SML College Newsletter October 2023
Update by Dr Ian Cunningham
Luke Scott Martin was appointed as the full time Premises Supervisor at the end of July and has already been working hard over the summer on premises improvements and repairs.
Jessie Beagley started as Learning Support Officer at the end of August to provide much needed full time support for students.
The College premises
Over the summer there have been significant developments in the College premises. The Design/Technology Workshop was completed in the area off the sports hall. We are now busy garnering tools and equipment – contact Lars Schuy at email@example.com if you want a copy of our list of needs.
The Recording Studio was completed and is already being used. Having the drum kit in there has meant much less noise disturbance in adjoining rooms. And it gives us two music spaces instead of one.
Luke created a sensory room near the front of the building for students needing a small comfortable and attractive space for a time out.
Rethinking Education Conference
Saturday 23rd of September saw the second of the Rethinking Education Conferences. Attracting over 500 participants it brought together parents, teachers and those of us providing education outside school. I ran a session about subverting school for parents and young people. As I explained this was not about trivialised rebellion against schooling but rather the need for parents to help their offspring to get a good start in life when often the messages from school were not helpful to young people.
I used a take on the TV programme ‘Would I Lie to You’ by presenting statements and then suggesting which were true and which were lies.
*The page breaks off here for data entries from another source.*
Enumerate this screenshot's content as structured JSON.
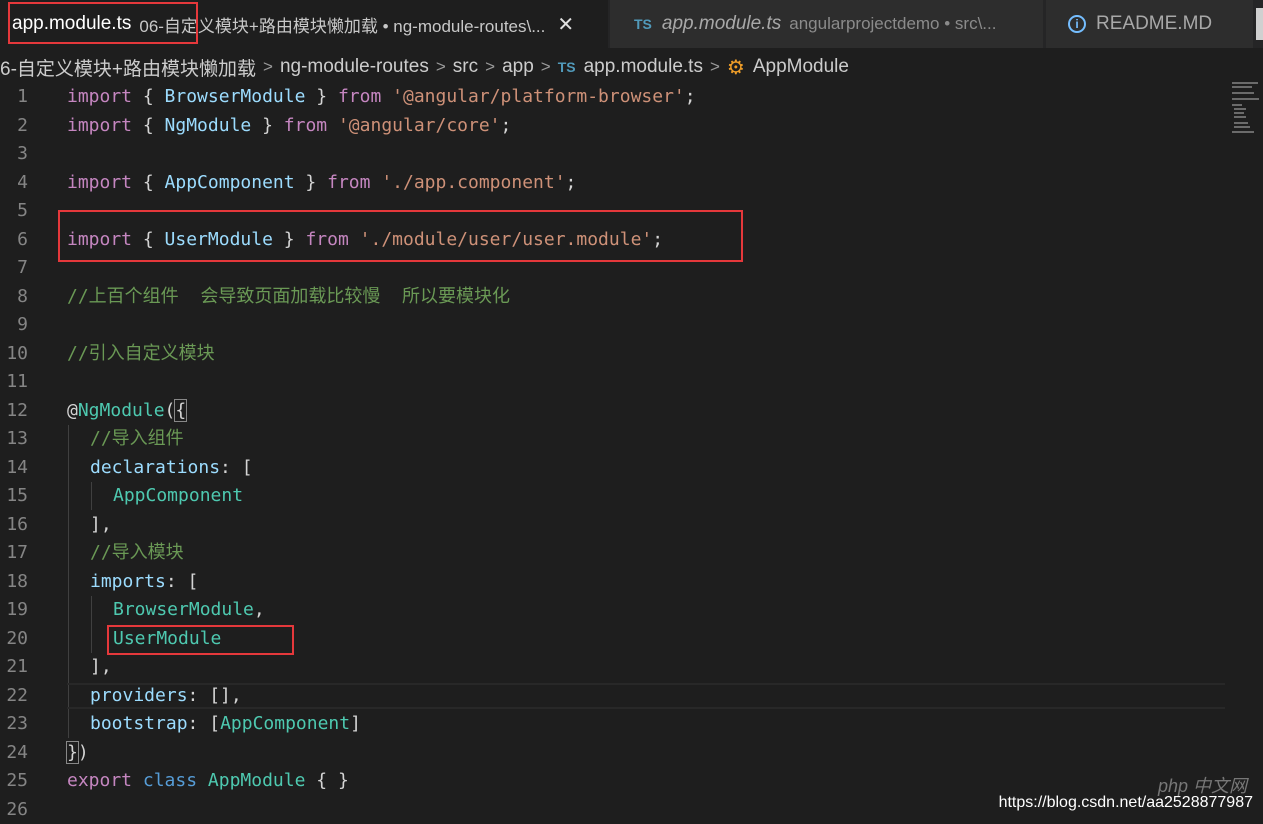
{
  "tabs": [
    {
      "name": "app.module.ts",
      "description": "06-自定义模块+路由模块懒加载 • ng-module-routes\\...",
      "close": "✕"
    },
    {
      "badge": "TS",
      "name": "app.module.ts",
      "description": "angularprojectdemo • src\\..."
    },
    {
      "name": "README.MD"
    }
  ],
  "breadcrumb": {
    "items": [
      "6-自定义模块+路由模块懒加载",
      "ng-module-routes",
      "src",
      "app"
    ],
    "file_badge": "TS",
    "file": "app.module.ts",
    "symbol": "AppModule",
    "separator": ">"
  },
  "editor": {
    "line_numbers": [
      "1",
      "2",
      "3",
      "4",
      "5",
      "6",
      "7",
      "8",
      "9",
      "10",
      "11",
      "12",
      "13",
      "14",
      "15",
      "16",
      "17",
      "18",
      "19",
      "20",
      "21",
      "22",
      "23",
      "24",
      "25",
      "26"
    ],
    "code": {
      "l1": {
        "kw": "import",
        "open": " { ",
        "name": "BrowserModule",
        "close": " } ",
        "from": "from",
        "sp": " ",
        "str": "'@angular/platform-browser'",
        "end": ";"
      },
      "l2": {
        "kw": "import",
        "open": " { ",
        "name": "NgModule",
        "close": " } ",
        "from": "from",
        "sp": " ",
        "str": "'@angular/core'",
        "end": ";"
      },
      "l4": {
        "kw": "import",
        "open": " { ",
        "name": "AppComponent",
        "close": " } ",
        "from": "from",
        "sp": " ",
        "str": "'./app.component'",
        "end": ";"
      },
      "l6": {
        "kw": "import",
        "open": " { ",
        "name": "UserModule",
        "close": " } ",
        "from": "from",
        "sp": " ",
        "str": "'./module/user/user.module'",
        "end": ";"
      },
      "l8": "//上百个组件  会导致页面加载比较慢  所以要模块化",
      "l10": "//引入自定义模块",
      "l12": {
        "at": "@",
        "deco": "NgModule",
        "paren": "(",
        "brace": "{"
      },
      "l13": "//导入组件",
      "l14": {
        "prop": "declarations",
        "rest": ": ["
      },
      "l15": "AppComponent",
      "l16": "],",
      "l17": "//导入模块",
      "l18": {
        "prop": "imports",
        "rest": ": ["
      },
      "l19": {
        "name": "BrowserModule",
        "end": ","
      },
      "l20": "UserModule",
      "l21": "],",
      "l22": {
        "prop": "providers",
        "rest": ": [],"
      },
      "l23": {
        "prop": "bootstrap",
        "open": ": [",
        "name": "AppComponent",
        "close": "]"
      },
      "l24": {
        "brace": "}",
        "paren": ")"
      },
      "l25": {
        "kw": "export",
        "kw2": "class",
        "name": "AppModule",
        "rest": " { }"
      }
    }
  },
  "watermark": {
    "url": "https://blog.csdn.net/aa2528877987",
    "logo": "php 中文网"
  },
  "colors": {
    "highlight_box": "#e5383b",
    "background": "#1e1e1e"
  }
}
As a starter I offered the statement that ’School is the preferred option for the education of children but some parents are allowed to home educate.’ The answer is that it’s a lie. In law there are two equally valued options for parents when choosing education – school or ‘otherwise’. The law does not say school is preferable – and as part of ‘otherwise’ we can show that it can be a better option.
Another statement was: ‘School uniforms improve academic results and make schools better places’ – which is, of course, a lie. Research evidence does not support this.
Less obvious was: ‘The application of STEM subject learning at work contributes more to the UK economy than digital/creative learning.’ This is also a lie. The digital/creative industries contribution to the UK economy is, from the Government’s own figures, significantly greater. Parents and young people can be misled that the focus on academic subjects to the neglect of creative areas is the best career option.
The last option was: ‘Schools help to improve mental health’. This is not only a lie but the opposite of truth. Research shows that school attendance increases mental illness.
My aim in running the session was to help parents counter the misinformation that young people are often given by schools but also in the media.
Anyone wanting more information about my session can contact me – firstname.lastname@example.org.
Student Art Showcase
We are really pleased to share some of the recent artwork created by the students. We’ll share more in the next newsletter too, but are sure that’ll you’ll agree that the students are very talented!
Nearly all our students took and passed GCSEs. However we know that often this is a necessary nuisance so that the individual could get onto a course that they wanted to take. In many cases we need to congratulate the students for their fortitude as well as their knowledge in coping with time-tested exams.
In a different league are the Arts Awards that four students gained at the Silver Level. This is the equivalent to a GCSE pass ie it is a level 2 qualification on the same level as GCSEs. What is great about this is that it is very self managing with students choosing their own topics and projects and allowing our staff to assess the learning via a portfolio of real work (not an exam).
SML College Hardship Fund
This month we’d like to thank the Snell Charitable Educational Fund for their recent donation to the Hardship Fund. The Hardship Fund is our main way of ensuring that SMLC is accessible to all. Please keep supporting the Fund, your support is essential - details are below of how you can help.
|Support us here|
And finally, did you catch Dr Ian Cunningham’s letter in The Guardian, discussing school absences? Here is a quick look…